The growth of “political Europe” has gone hand-in-hand with much rhetoric about democracy. Indeed, the EU’s greatest claim to give a voice to the European “demos” is the European Parliament. But, as the greatest crisis to Europe since the end of the war has unfolded, barely a squeak has been heard from this institution. This “voice of Europe” has been utterly marginalised in the euro debacle as bond yields soar and governments are pushed over. Looking at its track record, it could be said that the nearest that the European Parliament has ever come to dealing with financial matters is voting through its own budget year after year, regardless of frequent questioning by the Court of Auditors.
It’s not the parliament’s constant schlepping from one domicile to another that is the real offence, but the whole ridiculous, vacuous enterprise. And amid the calls now ringing from one end of Europe to another for budgetary control and restraint, no such strictures seem to apply to this pretend parliament.
Last year – the latest for which figures are available – €317 million (£270m) was allocated for buildings and furniture. A further €521m was spent on staff. A further €220m was spent on expenses for MEPs, €161m on their assistants and €108m on other staff and outside services. The number of officials and temporary staff employed in this charade is 6,166. The total budget for the year came to €1.61 billion (£1.37bn). All this is raised annually from member governments now fighting to account for every centime of expenditure as a black curtain of recession descends across the continent.
How vital is it for Baroness Ashton’s office to be kitted out in the generous way it is, and who cares to what far-flung end of the earth she is dispatched to dispense largesse from a continent whose currency debacle has sent alarm bells ringing in financial markets across the globe? How piquant that her missions have been dwarfed by the panic-stricken – and so far failed – efforts of eurozone leaders to beg, borrow or otherwise cadge vast sums from China and the IMF to keep the single currency project intact?
This searing crisis has exposed the European Parliament for what it is: one of the most useless institutions ever devised in the history of Europe.

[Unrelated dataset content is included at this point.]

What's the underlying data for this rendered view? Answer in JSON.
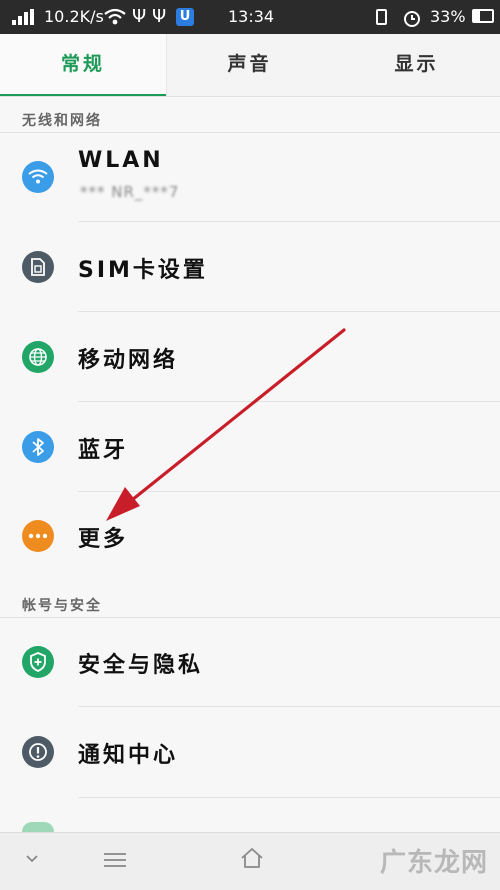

And now, as the Frankfurt Group flexes its muscles over whichever nation is deemed to place the single currency experiment in jeopardy, and how low its citizens are forced to bend, the parliament’s claim to provide some equality of voice for all 27 members of the EU in key decision-making is reduced to a farce. It is a fig leaf to cover a fig leaf.
Few Scots would demur from maintaining close trade, business and cultural links with the EU. After all, we voted for what was presented as a free trade area. The monster it has now grown into is something else entirely. This issue of the EU’s remit should be of particular concern to us, given the recent upgradings of North Sea oil reserves. One of the reasons why Norway has chosen to stay out of the EU is a concern that its oilfields might be deemed a Community resource, over which it would lose control. A cash-desperate European Commission might well decide that a Community oil revenue tax might be within its bailiwick. Impossible? Look at the battle the UK financial sector is now having against an EU tax on financial transactions.

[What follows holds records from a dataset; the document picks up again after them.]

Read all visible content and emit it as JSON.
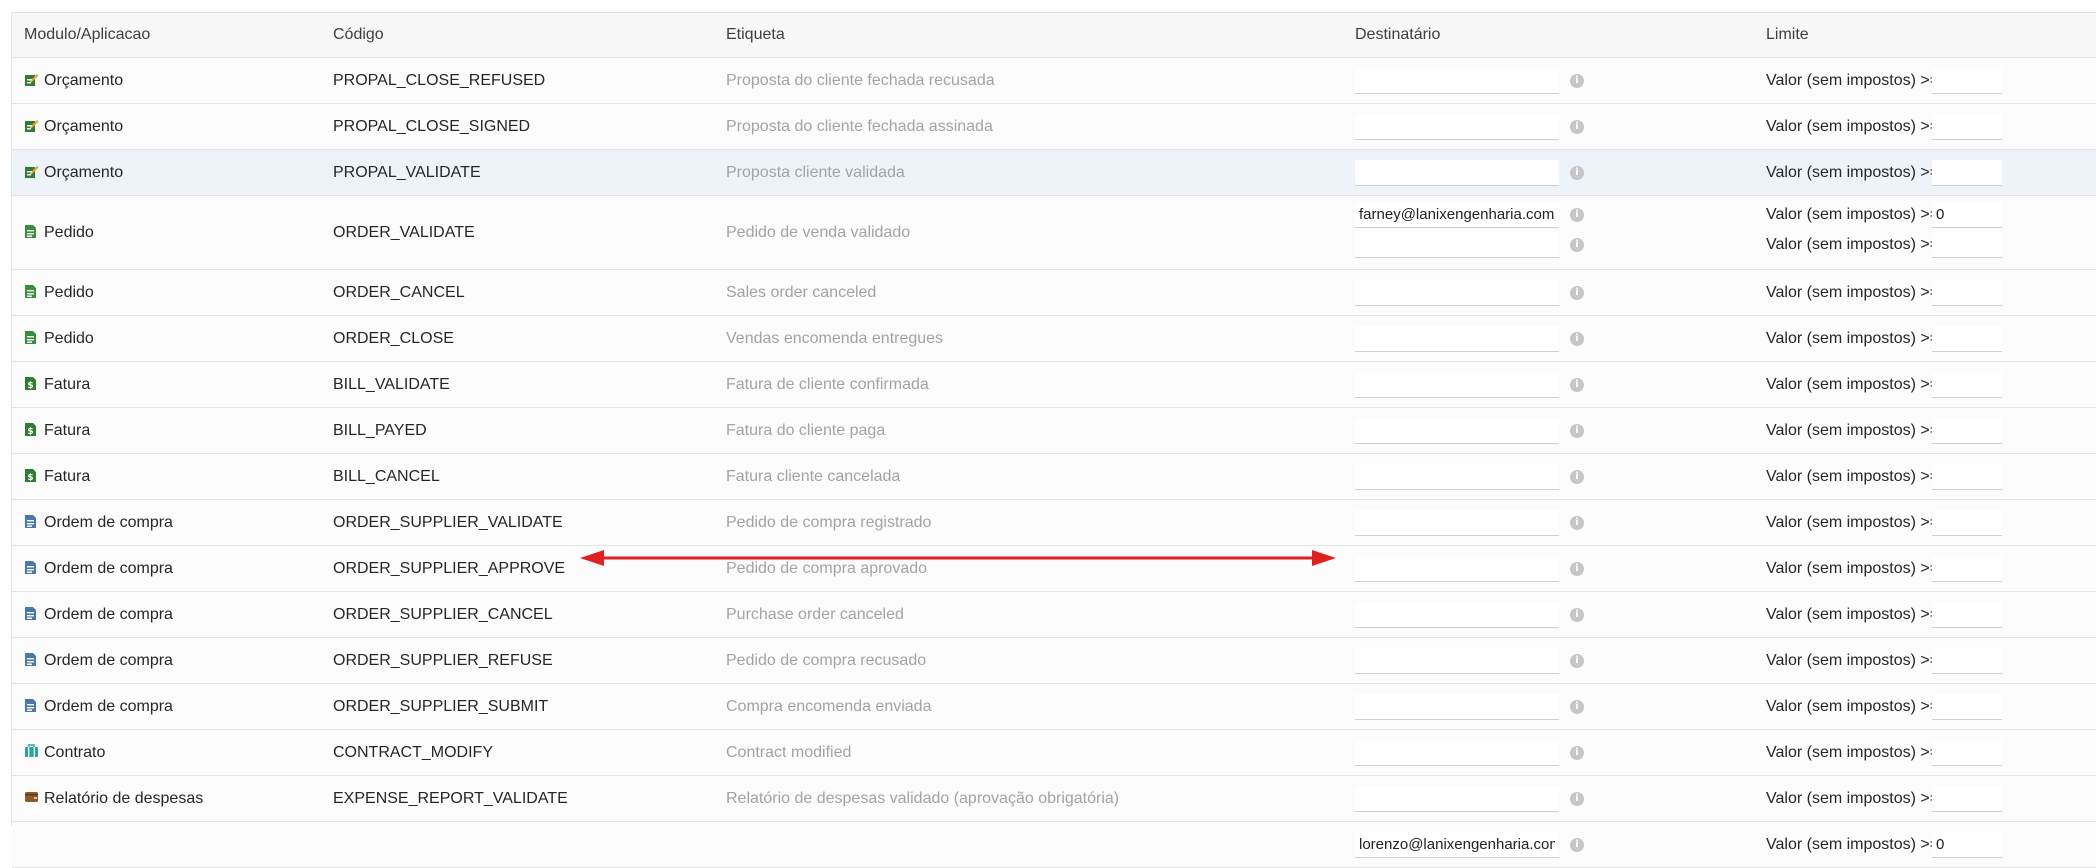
{
  "headers": {
    "module": "Modulo/Aplicacao",
    "code": "Código",
    "label": "Etiqueta",
    "recipient": "Destinatário",
    "limit": "Limite"
  },
  "limit_text": "Valor (sem impostos) >=",
  "info_icon_glyph": "i",
  "icons": {
    "propal": {
      "name": "proposal-icon",
      "color": "#2e7d32"
    },
    "order": {
      "name": "order-document-icon",
      "color": "#388e3c"
    },
    "bill": {
      "name": "invoice-icon",
      "color": "#2e7d32"
    },
    "supplier_order": {
      "name": "supplier-order-icon",
      "color": "#4a78a8"
    },
    "contract": {
      "name": "contract-icon",
      "color": "#27a79c"
    },
    "expense": {
      "name": "wallet-icon",
      "color": "#8b5a2b"
    }
  },
  "rows": [
    {
      "module": "Orçamento",
      "code": "PROPAL_CLOSE_REFUSED",
      "label": "Proposta do cliente fechada recusada",
      "recipients": [
        ""
      ],
      "limits": [
        ""
      ]
    },
    {
      "module": "Orçamento",
      "code": "PROPAL_CLOSE_SIGNED",
      "label": "Proposta do cliente fechada assinada",
      "recipients": [
        ""
      ],
      "limits": [
        ""
      ]
    },
    {
      "module": "Orçamento",
      "code": "PROPAL_VALIDATE",
      "label": "Proposta cliente validada",
      "recipients": [
        ""
      ],
      "limits": [
        ""
      ]
    },
    {
      "module": "Pedido",
      "code": "ORDER_VALIDATE",
      "label": "Pedido de venda validado",
      "recipients": [
        "farney@lanixengenharia.com.br",
        ""
      ],
      "limits": [
        "0",
        ""
      ]
    },
    {
      "module": "Pedido",
      "code": "ORDER_CANCEL",
      "label": "Sales order canceled",
      "recipients": [
        ""
      ],
      "limits": [
        ""
      ]
    },
    {
      "module": "Pedido",
      "code": "ORDER_CLOSE",
      "label": "Vendas encomenda entregues",
      "recipients": [
        ""
      ],
      "limits": [
        ""
      ]
    },
    {
      "module": "Fatura",
      "code": "BILL_VALIDATE",
      "label": "Fatura de cliente confirmada",
      "recipients": [
        ""
      ],
      "limits": [
        ""
      ]
    },
    {
      "module": "Fatura",
      "code": "BILL_PAYED",
      "label": "Fatura do cliente paga",
      "recipients": [
        ""
      ],
      "limits": [
        ""
      ]
    },
    {
      "module": "Fatura",
      "code": "BILL_CANCEL",
      "label": "Fatura cliente cancelada",
      "recipients": [
        ""
      ],
      "limits": [
        ""
      ]
    },
    {
      "module": "Ordem de compra",
      "code": "ORDER_SUPPLIER_VALIDATE",
      "label": "Pedido de compra registrado",
      "recipients": [
        ""
      ],
      "limits": [
        ""
      ]
    },
    {
      "module": "Ordem de compra",
      "code": "ORDER_SUPPLIER_APPROVE",
      "label": "Pedido de compra aprovado",
      "recipients": [
        ""
      ],
      "limits": [
        ""
      ]
    },
    {
      "module": "Ordem de compra",
      "code": "ORDER_SUPPLIER_CANCEL",
      "label": "Purchase order canceled",
      "recipients": [
        ""
      ],
      "limits": [
        ""
      ]
    },
    {
      "module": "Ordem de compra",
      "code": "ORDER_SUPPLIER_REFUSE",
      "label": "Pedido de compra recusado",
      "recipients": [
        ""
      ],
      "limits": [
        ""
      ]
    },
    {
      "module": "Ordem de compra",
      "code": "ORDER_SUPPLIER_SUBMIT",
      "label": "Compra encomenda enviada",
      "recipients": [
        ""
      ],
      "limits": [
        ""
      ]
    },
    {
      "module": "Contrato",
      "code": "CONTRACT_MODIFY",
      "label": "Contract modified",
      "recipients": [
        ""
      ],
      "limits": [
        ""
      ]
    },
    {
      "module": "Relatório de despesas",
      "code": "EXPENSE_REPORT_VALIDATE",
      "label": "Relatório de despesas validado (aprovação obrigatória)",
      "recipients": [
        ""
      ],
      "limits": [
        ""
      ]
    },
    {
      "module": "",
      "code": "",
      "label": "",
      "recipients": [
        "lorenzo@lanixengenharia.com"
      ],
      "limits": [
        "0"
      ]
    }
  ],
  "annotation": {
    "color": "#e02020"
  }
}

So we need to take care to clarify what exactly our political and constitutional position would be with the independence option – and, indeed, with whatever option is chosen.

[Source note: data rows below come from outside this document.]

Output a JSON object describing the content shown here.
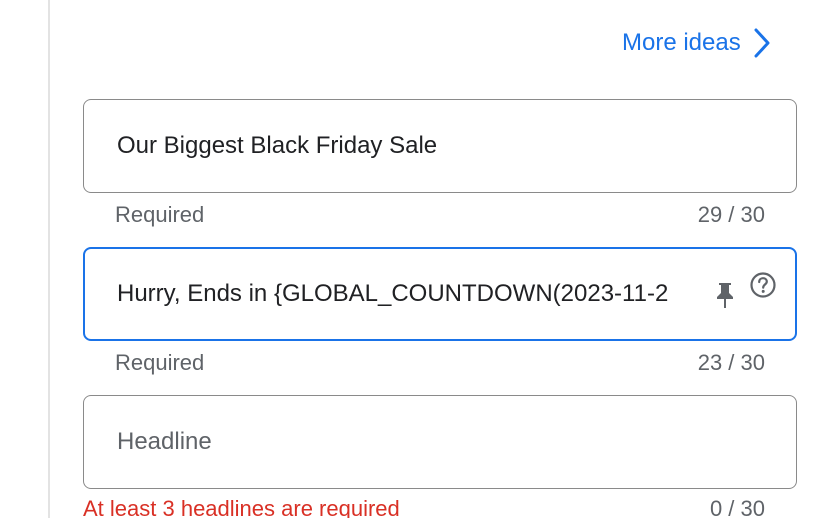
{
  "more_ideas": {
    "label": "More ideas",
    "icon": "chevron-right-icon",
    "color": "#1a73e8"
  },
  "headlines": [
    {
      "value": "Our Biggest Black Friday Sale",
      "placeholder": "",
      "helper": "Required",
      "counter": "29 / 30",
      "focused": false
    },
    {
      "value": "Hurry, Ends in {GLOBAL_COUNTDOWN(2023-11-2",
      "placeholder": "",
      "helper": "Required",
      "counter": "23 / 30",
      "focused": true,
      "icons": [
        "pin-icon",
        "help-icon"
      ]
    },
    {
      "value": "",
      "placeholder": "Headline",
      "helper": "At least 3 headlines are required",
      "counter": "0 / 30",
      "focused": false
    }
  ],
  "colors": {
    "focus_border": "#1a73e8",
    "error": "#d93025",
    "helper": "#5f6368"
  }
}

Too many powers have already been surrendered to the EU by a Westminster parliament asleep on the job and careless on that very principle that exercises Scots so passionately: sovereignty. You don’t need to be an SNP “fundie” to appreciate the driving principle at the heart of devolution and to be tolerably sure that the option marked “independence” does not in fact mutate into its very opposite.